If you work in the maritime industry in any capacity, you are likely impacted by the Jones Act. Put into place shortly after the First World War, it is a sometimes controversial act governing how goods can be transported between U.S. ports. It began in 1920 and takes its name from Wesley Jones, the senator responsible for it. From Washington, he believed it would help those who he represented.
What it does
In short, the Jones Act makes it so that Americans are solely responsible for shipping that begins and ends at a U.S. port. The ships need to be operated by either permanent residents or U.S. citizens. They also have to be built and owned by Americans. The goal of the Act was to help the shipping industry and keep money in America, though it is controversial because it can increase the costs of doing so.
Expanding rights for workers
The Jones Act also addresses injuries in this industry, which do not always happen within one state’s borders. Therefore, it can be hard to define the rights workers have to seek compensation and the steps they should take to do so.
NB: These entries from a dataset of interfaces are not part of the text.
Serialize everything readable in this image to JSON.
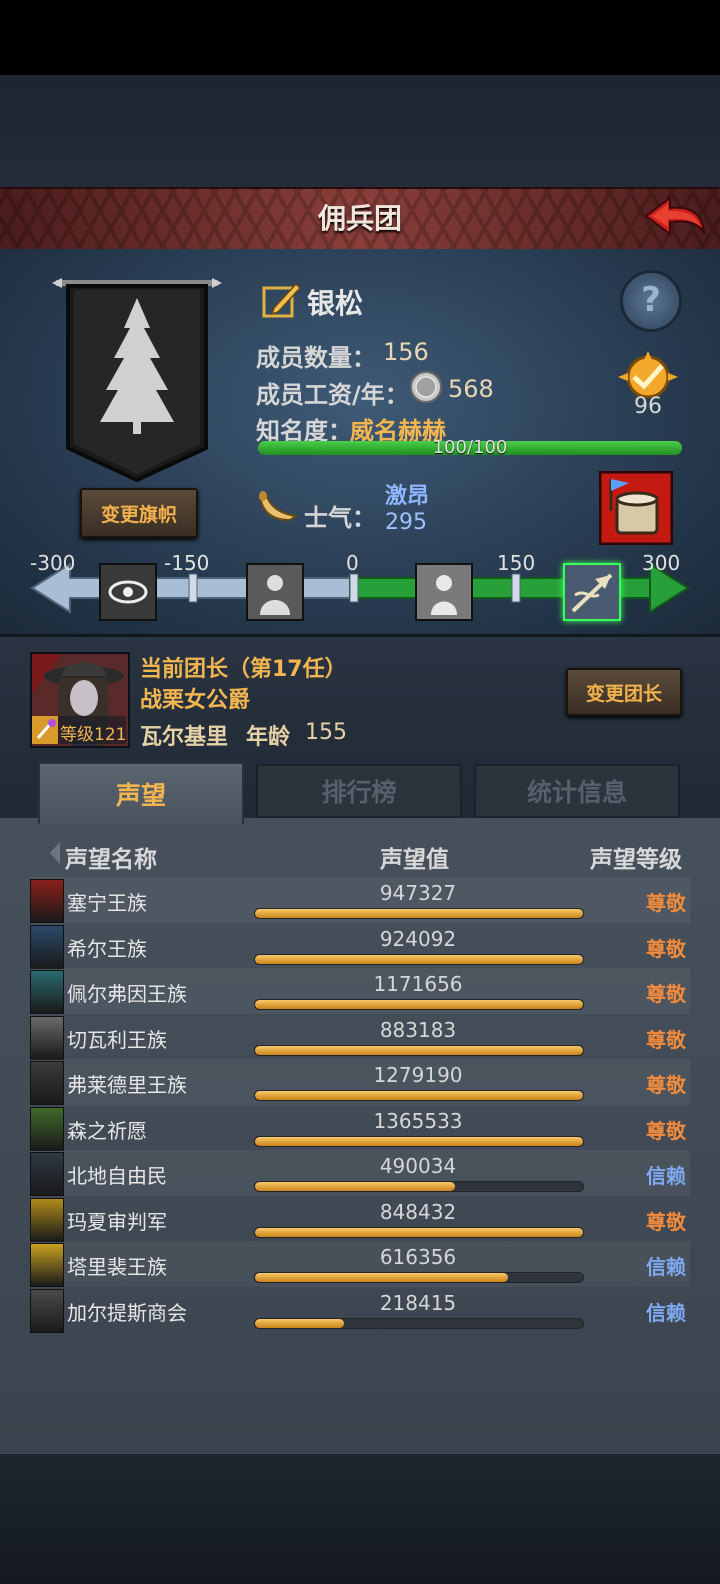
{
  "header": {
    "title": "佣兵团"
  },
  "corp": {
    "name": "银松",
    "members_label": "成员数量：",
    "members_value": "156",
    "wage_label": "成员工资/年：",
    "wage_value": "568",
    "fame_label": "知名度：",
    "fame_value": "威名赫赫",
    "fame_progress_text": "100/100",
    "fame_progress": 1.0,
    "badge_value": "96",
    "change_flag_label": "变更旗帜",
    "help_label": "?"
  },
  "morale": {
    "label": "士气：",
    "state": "激昂",
    "value": "295",
    "ticks": [
      "-300",
      "-150",
      "0",
      "150",
      "300"
    ]
  },
  "leader": {
    "heading": "当前团长（第17任）",
    "title": "战栗女公爵",
    "name": "瓦尔基里",
    "age_label": "年龄",
    "age": "155",
    "level_text": "等级121",
    "change_label": "变更团长"
  },
  "tabs": [
    "声望",
    "排行榜",
    "统计信息"
  ],
  "table": {
    "headers": [
      "声望名称",
      "声望值",
      "声望等级"
    ],
    "rows": [
      {
        "name": "塞宁王族",
        "value": "947327",
        "level": "尊敬",
        "progress": 1.0,
        "color": "#8a1f1a"
      },
      {
        "name": "希尔王族",
        "value": "924092",
        "level": "尊敬",
        "progress": 1.0,
        "color": "#2a4a6a"
      },
      {
        "name": "佩尔弗因王族",
        "value": "1171656",
        "level": "尊敬",
        "progress": 1.0,
        "color": "#2a6a70"
      },
      {
        "name": "切瓦利王族",
        "value": "883183",
        "level": "尊敬",
        "progress": 1.0,
        "color": "#6a6a6a"
      },
      {
        "name": "弗莱德里王族",
        "value": "1279190",
        "level": "尊敬",
        "progress": 1.0,
        "color": "#3a3a3a"
      },
      {
        "name": "森之祈愿",
        "value": "1365533",
        "level": "尊敬",
        "progress": 1.0,
        "color": "#3f6a2a"
      },
      {
        "name": "北地自由民",
        "value": "490034",
        "level": "信赖",
        "progress": 0.61,
        "color": "#2f3844"
      },
      {
        "name": "玛夏审判军",
        "value": "848432",
        "level": "尊敬",
        "progress": 1.0,
        "color": "#b08a1a"
      },
      {
        "name": "塔里裴王族",
        "value": "616356",
        "level": "信赖",
        "progress": 0.77,
        "color": "#c8a020"
      },
      {
        "name": "加尔提斯商会",
        "value": "218415",
        "level": "信赖",
        "progress": 0.27,
        "color": "#4a4a4a"
      }
    ]
  },
  "colors": {
    "respect": "#f08a3c",
    "trust": "#7fa8f0"
  }
}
Under the Jones Act, sailors who get hurt have the right to seek damages to cover the costs of that injury, much as workers do on U.S. soil. They can seek this compensation from the ship’s owner, the captain of the ship or even the crew. It all depends on the situation at hand, of course.
Why expand the rights this far? The Act gives people more flexibility to adjust their lawsuits based on who they believe was at fault. If a captain’s error led to the injury, the captain may be sued. If the captain did everything right but was giving a faulty ship by the owner, they can be sued. There are many cases where multiple parties may be liable.
Understanding your options
Now that you know how the Jones Act works, if you’re interested in digging into your options following an injury, make sure you know what steps to take.